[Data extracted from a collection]
>>>>
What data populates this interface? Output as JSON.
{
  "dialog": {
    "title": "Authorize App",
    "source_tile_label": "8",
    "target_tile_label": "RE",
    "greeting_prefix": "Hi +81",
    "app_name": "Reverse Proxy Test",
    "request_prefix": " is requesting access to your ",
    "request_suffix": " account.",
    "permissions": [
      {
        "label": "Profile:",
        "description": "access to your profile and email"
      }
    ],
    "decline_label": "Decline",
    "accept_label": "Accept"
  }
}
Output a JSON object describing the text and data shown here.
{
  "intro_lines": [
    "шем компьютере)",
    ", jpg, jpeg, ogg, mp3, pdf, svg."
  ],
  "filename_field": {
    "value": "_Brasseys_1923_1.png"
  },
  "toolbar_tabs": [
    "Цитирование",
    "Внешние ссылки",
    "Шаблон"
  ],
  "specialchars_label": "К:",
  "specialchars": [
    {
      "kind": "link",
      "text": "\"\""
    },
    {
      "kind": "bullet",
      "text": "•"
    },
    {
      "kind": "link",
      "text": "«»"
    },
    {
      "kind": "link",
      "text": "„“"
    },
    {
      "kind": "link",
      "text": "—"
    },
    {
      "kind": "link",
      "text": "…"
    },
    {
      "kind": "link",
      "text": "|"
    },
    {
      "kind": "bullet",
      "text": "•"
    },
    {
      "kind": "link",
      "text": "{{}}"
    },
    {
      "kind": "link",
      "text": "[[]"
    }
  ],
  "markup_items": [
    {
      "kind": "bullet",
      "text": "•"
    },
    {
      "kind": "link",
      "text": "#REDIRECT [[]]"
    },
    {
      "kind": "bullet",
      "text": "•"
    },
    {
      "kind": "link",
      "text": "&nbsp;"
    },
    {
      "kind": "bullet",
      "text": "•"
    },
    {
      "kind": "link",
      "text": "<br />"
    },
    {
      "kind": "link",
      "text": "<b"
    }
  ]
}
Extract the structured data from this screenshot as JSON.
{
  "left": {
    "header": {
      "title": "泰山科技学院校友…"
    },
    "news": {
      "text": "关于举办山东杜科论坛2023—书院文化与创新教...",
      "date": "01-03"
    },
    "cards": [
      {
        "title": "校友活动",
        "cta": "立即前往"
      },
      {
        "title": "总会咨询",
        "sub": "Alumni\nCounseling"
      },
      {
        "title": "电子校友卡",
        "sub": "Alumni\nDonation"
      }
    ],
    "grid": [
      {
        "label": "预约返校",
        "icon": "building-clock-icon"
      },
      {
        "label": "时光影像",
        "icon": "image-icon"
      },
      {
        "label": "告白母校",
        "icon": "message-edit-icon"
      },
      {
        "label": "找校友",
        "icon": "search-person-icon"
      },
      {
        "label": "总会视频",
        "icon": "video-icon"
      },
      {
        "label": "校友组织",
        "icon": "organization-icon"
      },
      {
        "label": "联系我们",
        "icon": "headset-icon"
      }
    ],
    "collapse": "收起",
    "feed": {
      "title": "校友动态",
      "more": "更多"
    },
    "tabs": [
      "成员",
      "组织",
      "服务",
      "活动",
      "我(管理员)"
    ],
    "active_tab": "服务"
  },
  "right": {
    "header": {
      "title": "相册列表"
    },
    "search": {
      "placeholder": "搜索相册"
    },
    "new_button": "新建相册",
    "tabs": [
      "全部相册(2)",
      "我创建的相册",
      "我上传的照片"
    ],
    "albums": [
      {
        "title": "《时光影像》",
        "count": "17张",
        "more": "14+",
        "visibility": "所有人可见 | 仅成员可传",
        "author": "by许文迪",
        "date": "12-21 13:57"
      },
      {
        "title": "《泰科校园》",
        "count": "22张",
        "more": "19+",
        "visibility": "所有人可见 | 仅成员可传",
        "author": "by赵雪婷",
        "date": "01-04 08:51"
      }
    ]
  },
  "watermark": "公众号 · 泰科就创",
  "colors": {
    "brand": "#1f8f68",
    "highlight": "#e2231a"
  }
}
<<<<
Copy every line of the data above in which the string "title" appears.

    "title": "Authorize App",
      "title": "泰山科技学院校友…"
        "title": "校友活动",
        "title": "总会咨询",
        "title": "电子校友卡",
      "title": "校友动态",
      "title": "相册列表"
        "title": "《时光影像》",
        "title": "《泰科校园》",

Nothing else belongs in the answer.